- **DATA SHOWN**
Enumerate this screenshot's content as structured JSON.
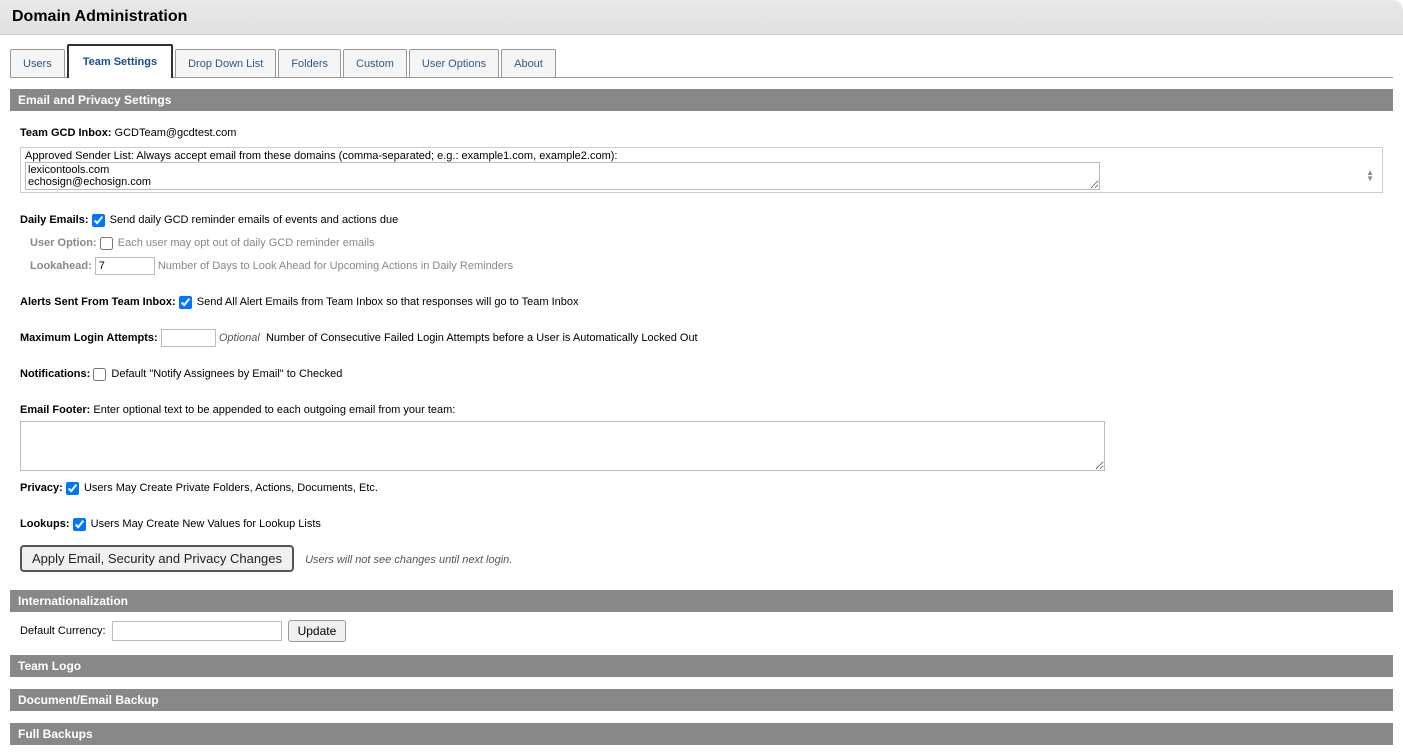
{
  "header": {
    "title": "Domain Administration"
  },
  "tabs": [
    {
      "label": "Users"
    },
    {
      "label": "Team Settings",
      "active": true
    },
    {
      "label": "Drop Down List"
    },
    {
      "label": "Folders"
    },
    {
      "label": "Custom"
    },
    {
      "label": "User Options"
    },
    {
      "label": "About"
    }
  ],
  "email_privacy": {
    "section_title": "Email and Privacy Settings",
    "team_inbox_label": "Team GCD Inbox:",
    "team_inbox_value": "GCDTeam@gcdtest.com",
    "approved_label": "Approved Sender List:",
    "approved_desc": "Always accept email from these domains (comma-separated; e.g.: example1.com, example2.com):",
    "approved_value": "lexicontools.com\nechosign@echosign.com",
    "daily_label": "Daily Emails:",
    "daily_desc": "Send daily GCD reminder emails of events and actions due",
    "user_option_label": "User Option:",
    "user_option_desc": "Each user may opt out of daily GCD reminder emails",
    "lookahead_label": "Lookahead:",
    "lookahead_value": "7",
    "lookahead_desc": "Number of Days to Look Ahead for Upcoming Actions in Daily Reminders",
    "alerts_label": "Alerts Sent From Team Inbox:",
    "alerts_desc": "Send All Alert Emails from Team Inbox so that responses will go to Team Inbox",
    "max_login_label": "Maximum Login Attempts:",
    "max_login_value": "",
    "max_login_optional": "Optional",
    "max_login_desc": "Number of Consecutive Failed Login Attempts before a User is Automatically Locked Out",
    "notifications_label": "Notifications:",
    "notifications_desc": "Default \"Notify Assignees by Email\" to Checked",
    "footer_label": "Email Footer:",
    "footer_desc": "Enter optional text to be appended to each outgoing email from your team:",
    "footer_value": "",
    "privacy_label": "Privacy:",
    "privacy_desc": "Users May Create Private Folders, Actions, Documents, Etc.",
    "lookups_label": "Lookups:",
    "lookups_desc": "Users May Create New Values for Lookup Lists",
    "apply_button": "Apply Email, Security and Privacy Changes",
    "apply_note": "Users will not see changes until next login."
  },
  "intl": {
    "section_title": "Internationalization",
    "currency_label": "Default Currency:",
    "currency_value": "",
    "update_button": "Update"
  },
  "team_logo": {
    "section_title": "Team Logo"
  },
  "doc_backup": {
    "section_title": "Document/Email Backup"
  },
  "full_backups": {
    "section_title": "Full Backups"
  }
}
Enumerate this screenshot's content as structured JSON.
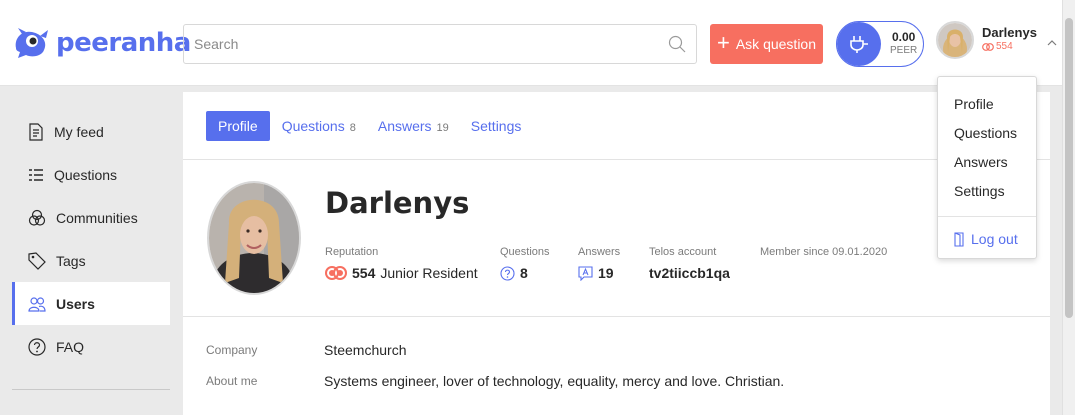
{
  "header": {
    "logo_text": "peeranha",
    "search_placeholder": "Search",
    "ask_button_label": "Ask question",
    "wallet_amount": "0.00",
    "wallet_unit": "PEER",
    "user_name": "Darlenys",
    "user_reputation": "554"
  },
  "sidebar": {
    "items": [
      {
        "label": "My feed",
        "icon": "document-icon"
      },
      {
        "label": "Questions",
        "icon": "list-icon"
      },
      {
        "label": "Communities",
        "icon": "circles-icon"
      },
      {
        "label": "Tags",
        "icon": "tag-icon"
      },
      {
        "label": "Users",
        "icon": "users-icon",
        "active": true
      },
      {
        "label": "FAQ",
        "icon": "question-icon"
      }
    ]
  },
  "tabs": {
    "profile": "Profile",
    "questions": "Questions",
    "questions_count": "8",
    "answers": "Answers",
    "answers_count": "19",
    "settings": "Settings"
  },
  "profile": {
    "name": "Darlenys",
    "reputation_label": "Reputation",
    "reputation_value": "554",
    "reputation_rank": "Junior Resident",
    "questions_label": "Questions",
    "questions_value": "8",
    "answers_label": "Answers",
    "answers_value": "19",
    "telos_label": "Telos account",
    "telos_value": "tv2tiiccb1qa",
    "member_since": "Member since 09.01.2020",
    "company_label": "Company",
    "company_value": "Steemchurch",
    "about_label": "About me",
    "about_value": "Systems engineer, lover of technology, equality, mercy and love. Christian."
  },
  "dropdown": {
    "profile": "Profile",
    "questions": "Questions",
    "answers": "Answers",
    "settings": "Settings",
    "logout": "Log out"
  },
  "colors": {
    "accent": "#576fed",
    "ask_button": "#f76f60",
    "reputation": "#f76f60"
  }
}
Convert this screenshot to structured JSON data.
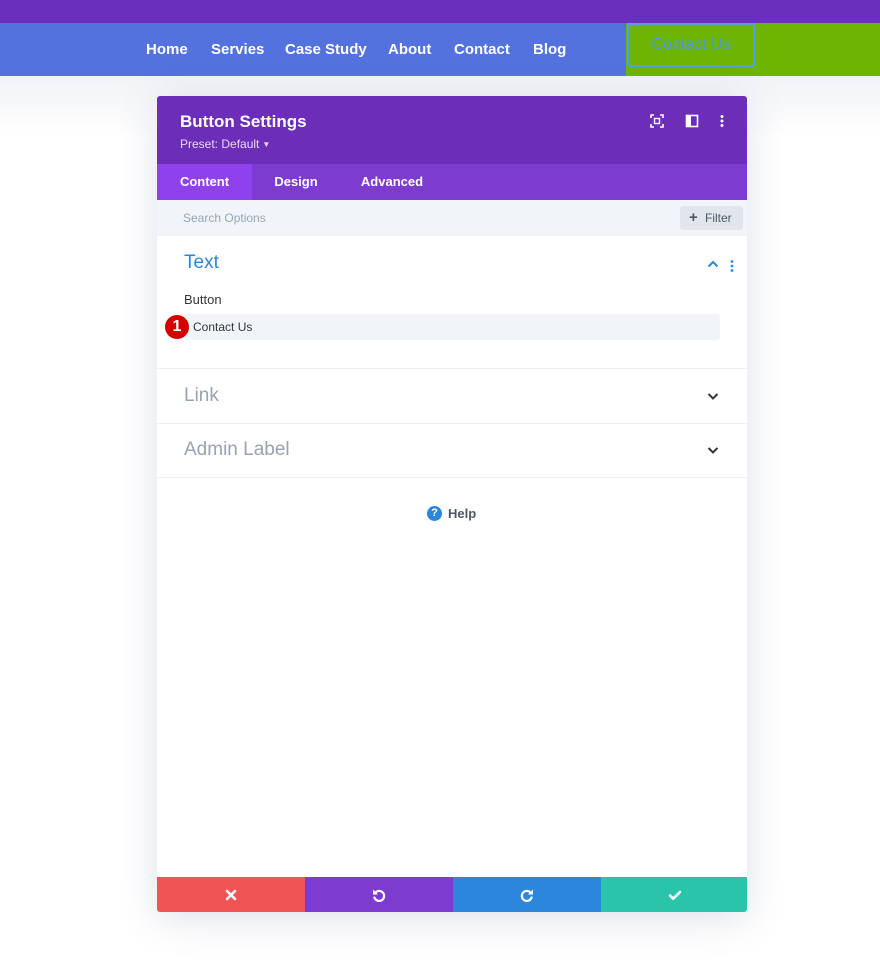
{
  "site": {
    "nav": [
      "Home",
      "Servies",
      "Case Study",
      "About",
      "Contact",
      "Blog"
    ],
    "cta_label": "Contact Us"
  },
  "modal": {
    "title": "Button Settings",
    "preset": "Preset: Default",
    "header_icons": [
      "focus-mode-icon",
      "split-view-icon",
      "more-options-icon"
    ],
    "tabs": [
      {
        "label": "Content",
        "active": true
      },
      {
        "label": "Design",
        "active": false
      },
      {
        "label": "Advanced",
        "active": false
      }
    ],
    "search": {
      "placeholder": "Search Options",
      "value": ""
    },
    "filter_label": "Filter",
    "sections": {
      "text": {
        "title": "Text",
        "expanded": true,
        "field_label": "Button",
        "field_value": "Contact Us",
        "step_badge": "1"
      },
      "link": {
        "title": "Link",
        "expanded": false
      },
      "admin": {
        "title": "Admin Label",
        "expanded": false
      }
    },
    "help_label": "Help",
    "footer_buttons": [
      {
        "name": "discard",
        "icon": "close-icon",
        "color": "#ef5555"
      },
      {
        "name": "undo",
        "icon": "undo-icon",
        "color": "#7e3bd0"
      },
      {
        "name": "redo",
        "icon": "redo-icon",
        "color": "#2b87da"
      },
      {
        "name": "save",
        "icon": "check-icon",
        "color": "#29c4a9"
      }
    ]
  },
  "colors": {
    "top_strip": "#6a2fbd",
    "navbar": "#5472de",
    "cta_block": "#6db500",
    "header": "#6c2eb9",
    "tab_bar": "#7e3bd0",
    "tab_active": "#8f42ec",
    "accent_blue": "#2b87da",
    "badge_red": "#d40000"
  }
}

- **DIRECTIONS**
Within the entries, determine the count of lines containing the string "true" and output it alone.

- **PROBLEM SOLUTION**
4